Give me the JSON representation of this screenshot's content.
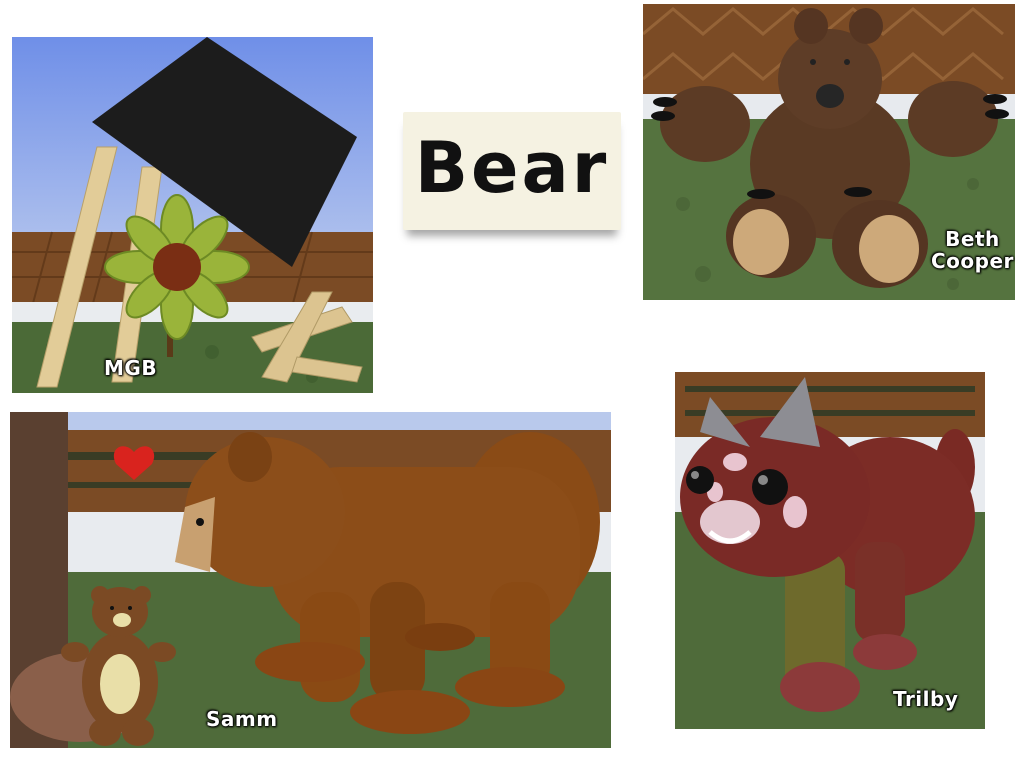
{
  "title": "Bear",
  "panels": {
    "mgb": {
      "caption": "MGB"
    },
    "beth": {
      "caption_line1": "Beth",
      "caption_line2": "Cooper"
    },
    "samm": {
      "caption": "Samm"
    },
    "trilby": {
      "caption": "Trilby"
    }
  },
  "colors": {
    "background": "#ffffff",
    "title_card": "#f5f2e2",
    "title_ink": "#111111",
    "caption_text": "#ffffff",
    "grass": "#4e6b3a",
    "wood_wall": "#7a4a24",
    "brown_bear": "#5a3a24",
    "orange_bear": "#8a4a14",
    "red_panda": "#7a2a24"
  }
}
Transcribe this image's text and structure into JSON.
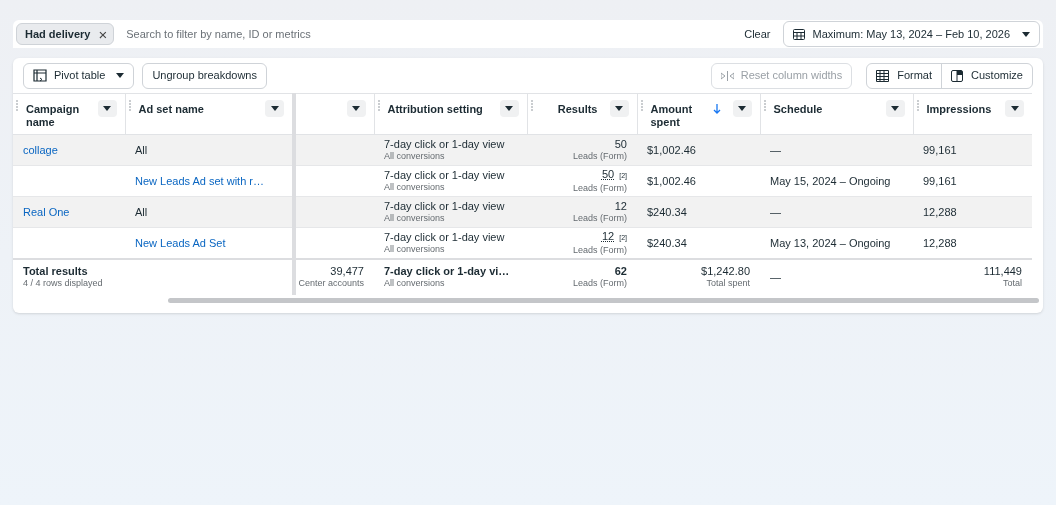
{
  "filter_bar": {
    "chip": {
      "label": "Had delivery",
      "remove": "×"
    },
    "search": {
      "placeholder": "Search to filter by name, ID or metrics"
    },
    "clear": "Clear",
    "date_range": "Maximum: May 13, 2024 – Feb 10, 2026"
  },
  "toolbar": {
    "left": [
      {
        "label": "Pivot table",
        "dropdown": true,
        "disabled": false
      },
      {
        "label": "Ungroup breakdowns",
        "dropdown": false,
        "disabled": false
      }
    ],
    "right": [
      {
        "label": "Reset column widths",
        "dropdown": false,
        "disabled": true
      }
    ],
    "group": [
      {
        "label": "Format"
      },
      {
        "label": "Customize"
      }
    ]
  },
  "table": {
    "columns": [
      {
        "label": "Campaign name",
        "sorted": false
      },
      {
        "label": "Ad set name",
        "sorted": false
      },
      {
        "kind": "unlabeled"
      },
      {
        "label": "Attribution setting",
        "sorted": false
      },
      {
        "label": "Results",
        "sorted": false
      },
      {
        "label": "Amount spent",
        "sorted": true
      },
      {
        "label": "Schedule",
        "sorted": false
      },
      {
        "label": "Impressions",
        "sorted": false
      }
    ],
    "rows": [
      {
        "kind": "campaign",
        "campaign": "collage",
        "ad_set": "All",
        "attribution": "7-day click or 1-day view",
        "attribution_sub": "All conversions",
        "results": "50",
        "results_sub": "Leads (Form)",
        "amount": "$1,002.46",
        "schedule": "—",
        "impressions": "99,161"
      },
      {
        "kind": "adset",
        "ad_set": "New Leads Ad set with r…",
        "attribution": "7-day click or 1-day view",
        "attribution_sub": "All conversions",
        "results": "50",
        "results_note": "[2]",
        "results_sub": "Leads (Form)",
        "amount": "$1,002.46",
        "schedule": "May 15, 2024 – Ongoing",
        "impressions": "99,161"
      },
      {
        "kind": "campaign",
        "campaign": "Real One",
        "ad_set": "All",
        "attribution": "7-day click or 1-day view",
        "attribution_sub": "All conversions",
        "results": "12",
        "results_sub": "Leads (Form)",
        "amount": "$240.34",
        "schedule": "—",
        "impressions": "12,288"
      },
      {
        "kind": "adset",
        "ad_set": "New Leads Ad Set",
        "attribution": "7-day click or 1-day view",
        "attribution_sub": "All conversions",
        "results": "12",
        "results_note": "[2]",
        "results_sub": "Leads (Form)",
        "amount": "$240.34",
        "schedule": "May 13, 2024 – Ongoing",
        "impressions": "12,288"
      }
    ],
    "totals": {
      "label": "Total results",
      "sub": "4 / 4 rows displayed",
      "column_3": "39,477",
      "column_3_sub": "Center accounts",
      "attribution": "7-day click or 1-day vi…",
      "attribution_sub": "All conversions",
      "results": "62",
      "results_sub": "Leads (Form)",
      "amount": "$1,242.80",
      "amount_sub": "Total spent",
      "schedule": "—",
      "impressions": "111,449",
      "impressions_sub": "Total"
    }
  }
}
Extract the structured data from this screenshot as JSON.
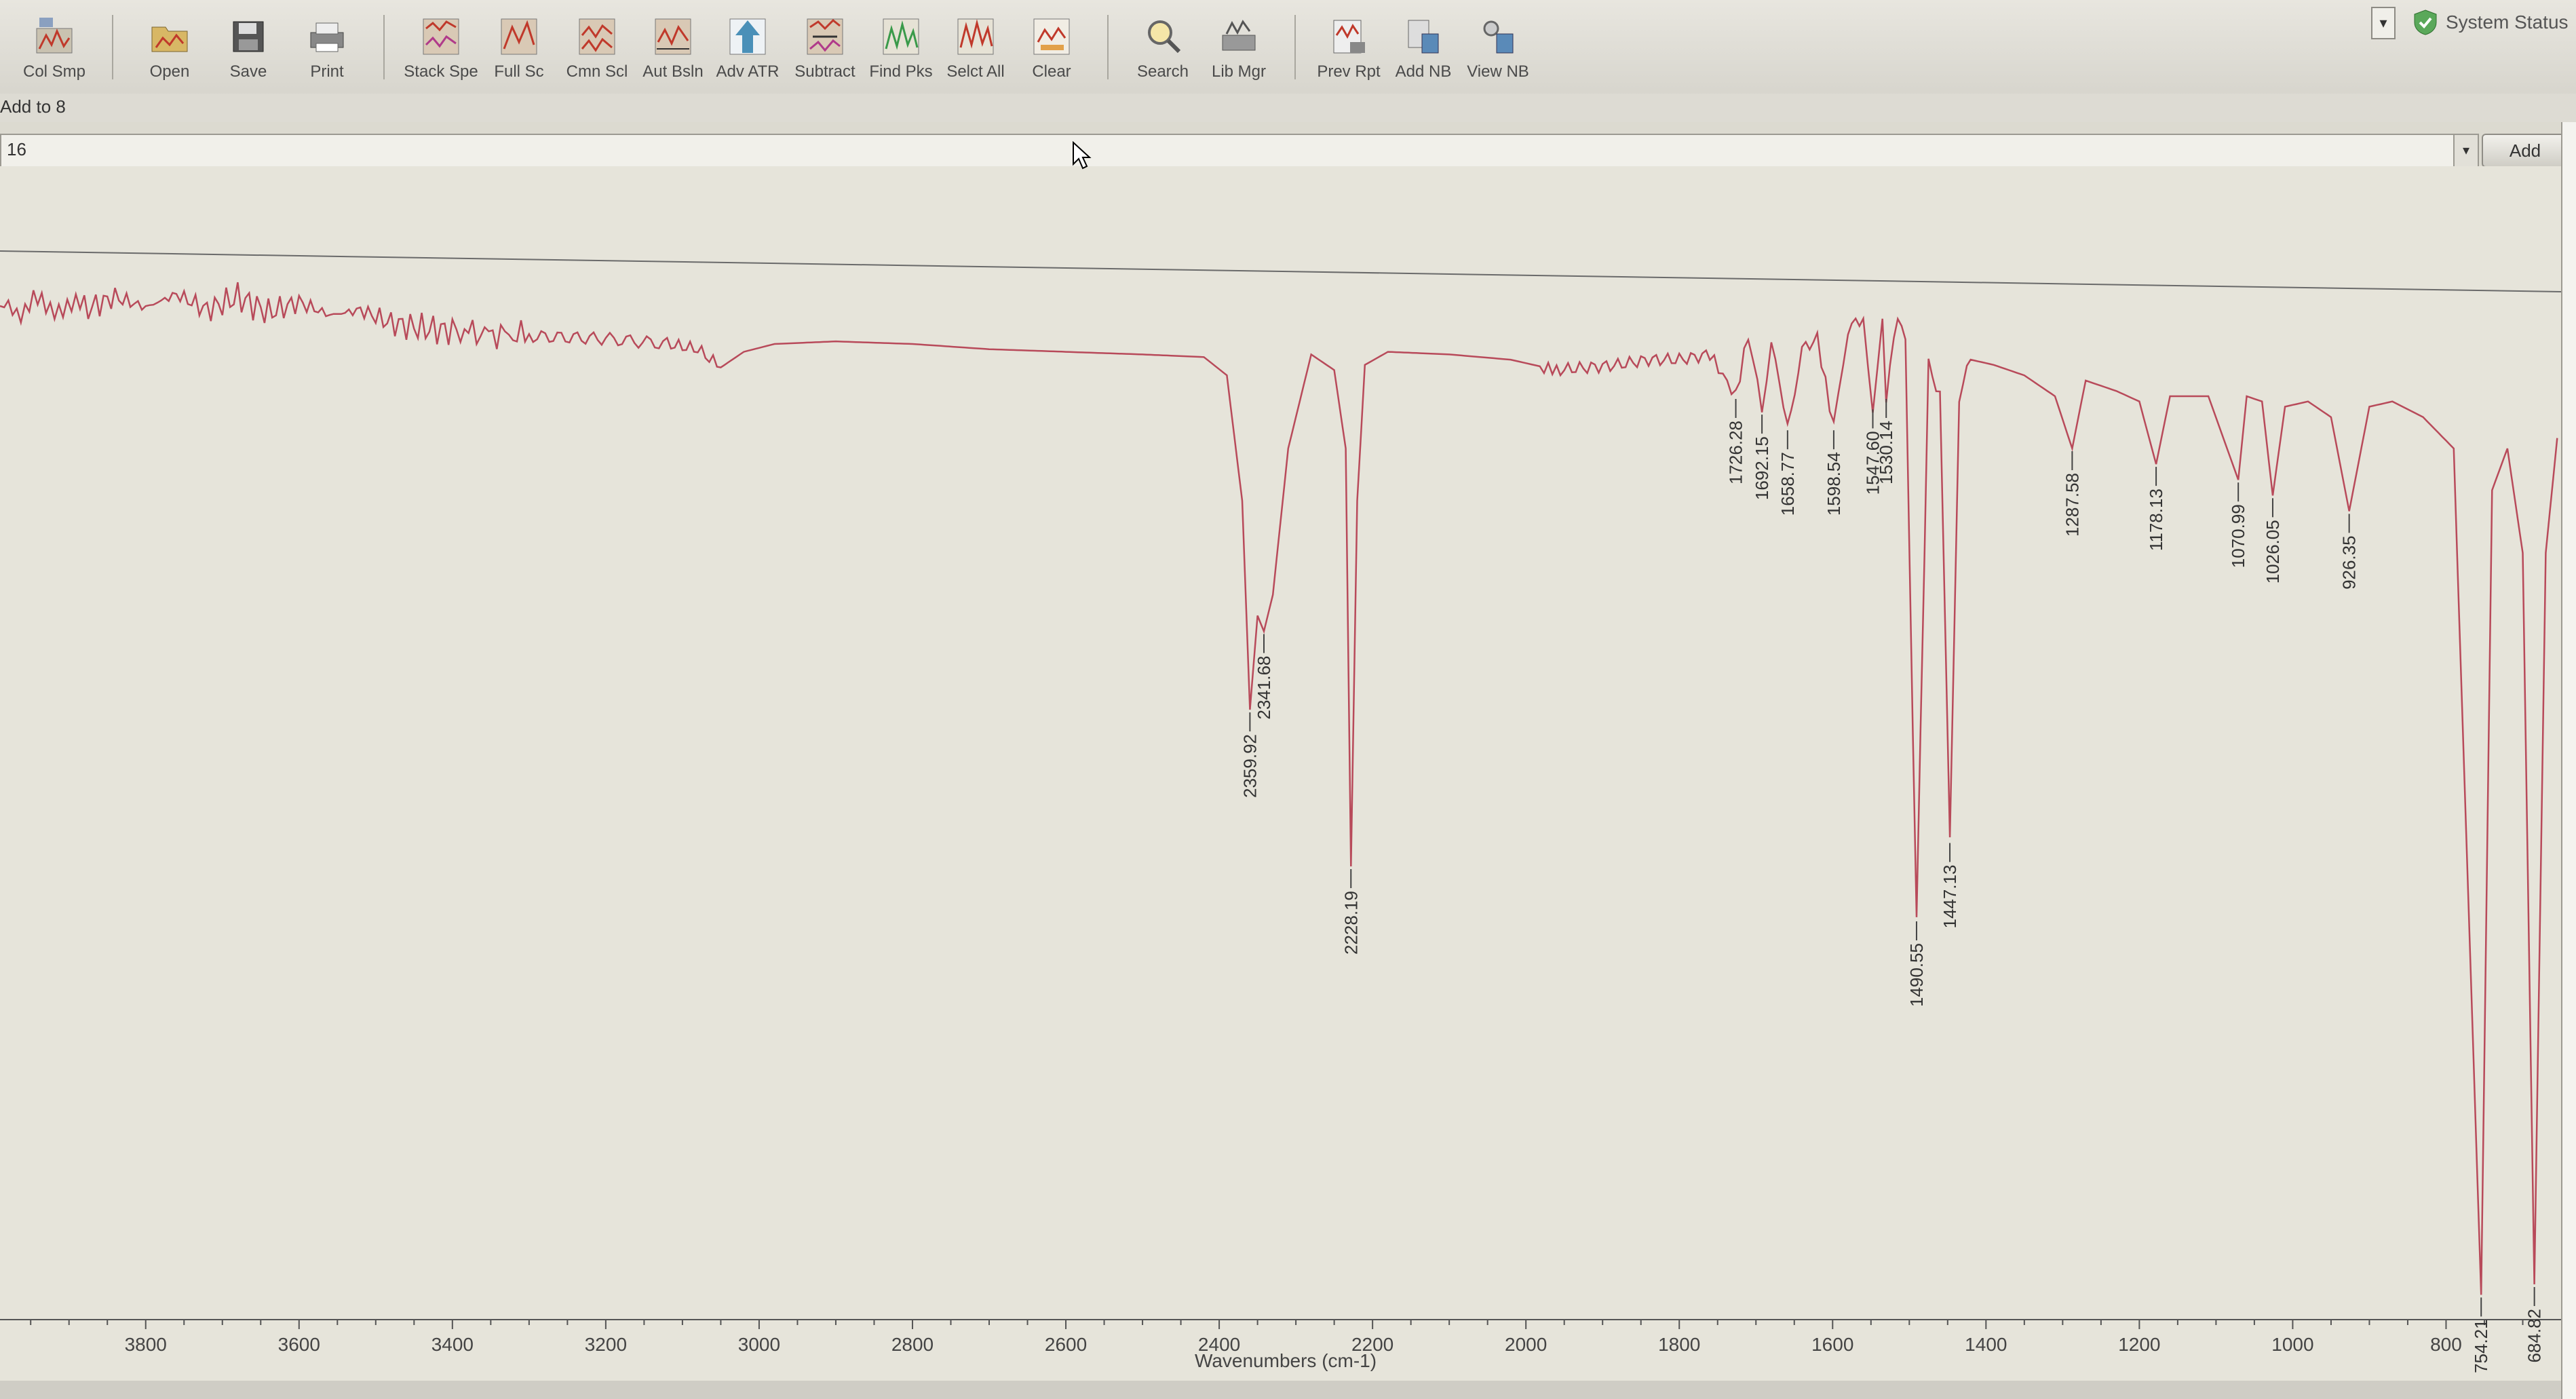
{
  "toolbar": {
    "buttons": [
      {
        "label": "Col Smp",
        "icon": "collect-sample-icon"
      },
      {
        "label": "Open",
        "icon": "folder-open-icon"
      },
      {
        "label": "Save",
        "icon": "save-disk-icon"
      },
      {
        "label": "Print",
        "icon": "printer-icon"
      },
      {
        "label": "Stack Spe",
        "icon": "stack-spectra-icon"
      },
      {
        "label": "Full Sc",
        "icon": "full-scale-icon"
      },
      {
        "label": "Cmn Scl",
        "icon": "common-scale-icon"
      },
      {
        "label": "Aut Bsln",
        "icon": "auto-baseline-icon"
      },
      {
        "label": "Adv ATR",
        "icon": "advanced-atr-icon"
      },
      {
        "label": "Subtract",
        "icon": "subtract-icon"
      },
      {
        "label": "Find Pks",
        "icon": "find-peaks-icon"
      },
      {
        "label": "Selct All",
        "icon": "select-all-icon"
      },
      {
        "label": "Clear",
        "icon": "clear-icon"
      },
      {
        "label": "Search",
        "icon": "search-icon"
      },
      {
        "label": "Lib Mgr",
        "icon": "library-manager-icon"
      },
      {
        "label": "Prev Rpt",
        "icon": "preview-report-icon"
      },
      {
        "label": "Add NB",
        "icon": "add-notebook-icon"
      },
      {
        "label": "View NB",
        "icon": "view-notebook-icon"
      }
    ],
    "system_status": "System Status"
  },
  "add_to": {
    "label": "Add to 8",
    "combo_value": "16",
    "add_button": "Add"
  },
  "chart_data": {
    "type": "line",
    "xlabel": "Wavenumbers (cm-1)",
    "x_ticks": [
      3800,
      3600,
      3400,
      3200,
      3000,
      2800,
      2600,
      2400,
      2200,
      2000,
      1800,
      1600,
      1400,
      1200,
      1000,
      800
    ],
    "x_ticks_labels": [
      "3800",
      "3600",
      "3400",
      "3200",
      "3000",
      "2800",
      "2600",
      "2400",
      "2200",
      "2000",
      "1800",
      "1600",
      "1400",
      "1200",
      "1000",
      "800"
    ],
    "xlim": [
      3990,
      650
    ],
    "x_reversed": true,
    "line_color": "#b84a5a",
    "peaks": [
      {
        "x": 2359.92,
        "label": "2359.92"
      },
      {
        "x": 2341.68,
        "label": "2341.68"
      },
      {
        "x": 2228.19,
        "label": "2228.19"
      },
      {
        "x": 1726.28,
        "label": "1726.28"
      },
      {
        "x": 1692.15,
        "label": "1692.15"
      },
      {
        "x": 1658.77,
        "label": "1658.77"
      },
      {
        "x": 1598.54,
        "label": "1598.54"
      },
      {
        "x": 1547.6,
        "label": "1547.60"
      },
      {
        "x": 1530.14,
        "label": "1530.14"
      },
      {
        "x": 1490.55,
        "label": "1490.55"
      },
      {
        "x": 1447.13,
        "label": "1447.13"
      },
      {
        "x": 1287.58,
        "label": "1287.58"
      },
      {
        "x": 1178.13,
        "label": "1178.13"
      },
      {
        "x": 1070.99,
        "label": "1070.99"
      },
      {
        "x": 1026.05,
        "label": "1026.05"
      },
      {
        "x": 926.35,
        "label": "926.35"
      },
      {
        "x": 754.21,
        "label": "754.21"
      },
      {
        "x": 684.82,
        "label": "684.82"
      }
    ],
    "spectrum": [
      [
        3990,
        0.04
      ],
      [
        3930,
        0.02
      ],
      [
        3880,
        0.035
      ],
      [
        3840,
        0.01
      ],
      [
        3800,
        0.03
      ],
      [
        3760,
        0.005
      ],
      [
        3720,
        0.035
      ],
      [
        3680,
        0.01
      ],
      [
        3640,
        0.04
      ],
      [
        3600,
        0.02
      ],
      [
        3560,
        0.045
      ],
      [
        3520,
        0.035
      ],
      [
        3480,
        0.06
      ],
      [
        3440,
        0.07
      ],
      [
        3400,
        0.075
      ],
      [
        3300,
        0.085
      ],
      [
        3200,
        0.09
      ],
      [
        3120,
        0.1
      ],
      [
        3080,
        0.11
      ],
      [
        3050,
        0.145
      ],
      [
        3020,
        0.115
      ],
      [
        2980,
        0.1
      ],
      [
        2900,
        0.095
      ],
      [
        2800,
        0.1
      ],
      [
        2700,
        0.11
      ],
      [
        2600,
        0.115
      ],
      [
        2500,
        0.12
      ],
      [
        2420,
        0.125
      ],
      [
        2390,
        0.16
      ],
      [
        2370,
        0.4
      ],
      [
        2359.92,
        0.8
      ],
      [
        2350,
        0.62
      ],
      [
        2341.68,
        0.65
      ],
      [
        2330,
        0.58
      ],
      [
        2310,
        0.3
      ],
      [
        2280,
        0.12
      ],
      [
        2250,
        0.15
      ],
      [
        2235,
        0.3
      ],
      [
        2228.19,
        1.1
      ],
      [
        2220,
        0.4
      ],
      [
        2210,
        0.14
      ],
      [
        2180,
        0.115
      ],
      [
        2100,
        0.12
      ],
      [
        2020,
        0.13
      ],
      [
        1960,
        0.15
      ],
      [
        1920,
        0.145
      ],
      [
        1880,
        0.14
      ],
      [
        1840,
        0.13
      ],
      [
        1800,
        0.13
      ],
      [
        1760,
        0.12
      ],
      [
        1726.28,
        0.2
      ],
      [
        1710,
        0.08
      ],
      [
        1692.15,
        0.23
      ],
      [
        1680,
        0.09
      ],
      [
        1658.77,
        0.26
      ],
      [
        1640,
        0.11
      ],
      [
        1620,
        0.09
      ],
      [
        1598.54,
        0.26
      ],
      [
        1580,
        0.07
      ],
      [
        1560,
        0.05
      ],
      [
        1547.6,
        0.22
      ],
      [
        1535,
        0.05
      ],
      [
        1530.14,
        0.2
      ],
      [
        1515,
        0.04
      ],
      [
        1505,
        0.1
      ],
      [
        1490.55,
        1.2
      ],
      [
        1475,
        0.14
      ],
      [
        1460,
        0.2
      ],
      [
        1447.13,
        1.05
      ],
      [
        1435,
        0.2
      ],
      [
        1420,
        0.13
      ],
      [
        1390,
        0.14
      ],
      [
        1350,
        0.16
      ],
      [
        1310,
        0.2
      ],
      [
        1287.58,
        0.3
      ],
      [
        1270,
        0.17
      ],
      [
        1230,
        0.19
      ],
      [
        1200,
        0.21
      ],
      [
        1178.13,
        0.33
      ],
      [
        1160,
        0.2
      ],
      [
        1110,
        0.2
      ],
      [
        1070.99,
        0.36
      ],
      [
        1060,
        0.2
      ],
      [
        1040,
        0.21
      ],
      [
        1026.05,
        0.39
      ],
      [
        1010,
        0.22
      ],
      [
        980,
        0.21
      ],
      [
        950,
        0.24
      ],
      [
        926.35,
        0.42
      ],
      [
        900,
        0.22
      ],
      [
        870,
        0.21
      ],
      [
        830,
        0.24
      ],
      [
        790,
        0.3
      ],
      [
        754.21,
        1.92
      ],
      [
        740,
        0.38
      ],
      [
        720,
        0.3
      ],
      [
        700,
        0.5
      ],
      [
        684.82,
        1.9
      ],
      [
        670,
        0.5
      ],
      [
        655,
        0.28
      ]
    ]
  }
}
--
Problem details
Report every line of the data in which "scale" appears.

Answer to the exercise
        "icon": "full-scale-icon"
        "icon": "common-scale-icon"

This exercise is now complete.